“I don’t wanna talk about my day!”
Oh what a nice response when I ask my kindergartener how his day was.
Let’s try this again.
Me: “Your teacher said you had a great day, what did you do today?”
Kid: “I don’t remember.”
Ok this is going super well.
I don’t mind a quiet car ride. I get that my son might need downtime before he is ready to talk after a full day of school. But I do mind getting attitude. A fight brews between my kindergartner and preschooler in the backseat and I spend the drive home as a referee.
The kindergarten attitude escalates when we get home. Asking my son what is wrong gets me nowhere other than increasingly frustrated. I resort to consequences. No TV, taking away toys and time outs all happened in just the first week of kindergarten.
Each night as we were cuddling in his bed, he would tell me how sorry he was. I would tear up, tell him how awesome he is and that tomorrow would be a better day.
But then tomorrow came and it wasn’t a better day.
Added to the mix, his teacher had informed us of a couple of incidences that happened at school where he had made poor decisions. Pushing a kid one day and lying to his teacher about something on another day.
I was blaming myself, as moms often do. Ok, as moms always do.
I am blessed to be friends with the preschool director at my son’s school who is also a mom. We became friends last year when she was my son’s Pre-K teacher. I was crying (literally) to her one day the second week of school and she said something to me that is so simple but yet allowed me to breathe.
“Stephanie, this is just a transition phase. He did the same thing last year when Pre-K started. Remember?”
The truth was I had forgotten. But when I thought back to exactly a year ago, I realized she was right. I am not saying that this is some sort of excuse for poor behavior but I am saying it opened my eyes to understand why this might be happening.
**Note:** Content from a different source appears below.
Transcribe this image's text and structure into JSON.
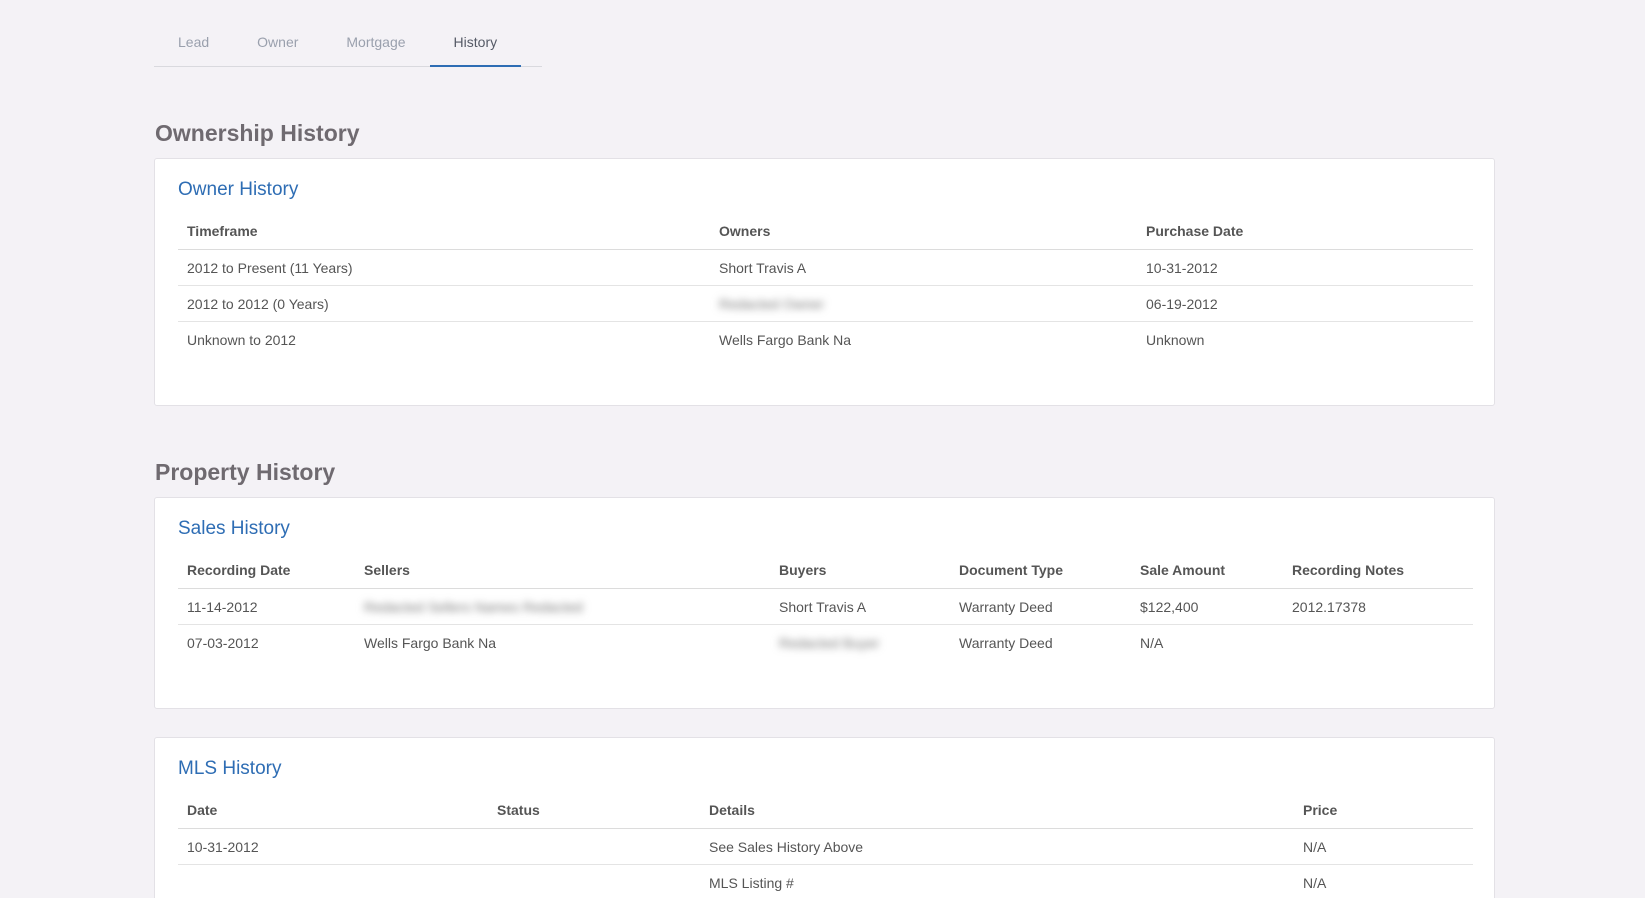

It also gave me hope that this too shall pass.
Some kids have a harder time transitioning than others. My son thrives on routine and even small changes can be difficult for him. Even though he is a now a year older than the last school year, the transition phase wasn’t necessarily easier. I reflected back to a year ago and some of the small yet impactful things I did to get us all past this transition stage. My hope is that each year he matures in age will mean the transition phase will be quicker. Time will tell.
Here are the few things that helped my son transition to change:
- I made one on one time a priority. It’s hard after a busy day sometimes to give that one on one time. Particularly if you have more than one child. Even 15 minutes per kid, however you can swing it, will remind your kid they are special and can start putting any school tension they may have at ease. I found this to be the one that works best for my son and that then feeds into him feeling more confident at school.
- I didn’t hound him with questions. Instead of 20 questions after school, we got in the routine of him sharing three things about his day…but not until dinner time. This gave him some space after school for him to process his day. If he wanted to share sooner, fabulous. If not, then we waited until the dinner table.
- I didn’t sugar coat the bad behavior. If your kid is school aged, you can communicate to them how it makes you feel and you can instill consequences. I can be sucker for tears but am realizing that is not getting me very far these days as my kids get older.
- I gave myself a break. At Back To School Night this year, my son’s teacher obviously sensed my stress. She looked at me and said, “he is fine, you are fine, everything is going to be fine.” Moms, sometimes we just need to breathe.
- I gave him a break. Being a kid can be hard. It takes energy for kids to choose good behavior sometimes. Not stomping their feet or pushing a kid are all good choices but can take a lot of mental restraint which can be exhausting for little ones.
- Let them burn off steam. If time and weather permits, I let my kids run around at the school park right after school.
- Let them zone out. Some might disagree but I let my kids watch 1-2 shows after school most days. They zone out, I get dinner started and then we, more often than not, all re-group and are civil to each other the rest of the evening.
- I used bribery. Judge away. But when my kid is at his worst, we will pack up his toys and then make him earn them back with good behavior. I will also use straight up bribery. “You want that toy? Give me 10 school days in a row of good behavior and it’s yours.” Later in my life I will write about the downfall of bribing my kids, I’m sure. For now, I am just getting by day by day.
Are transitions hard for your kids? What do you do to conquer it?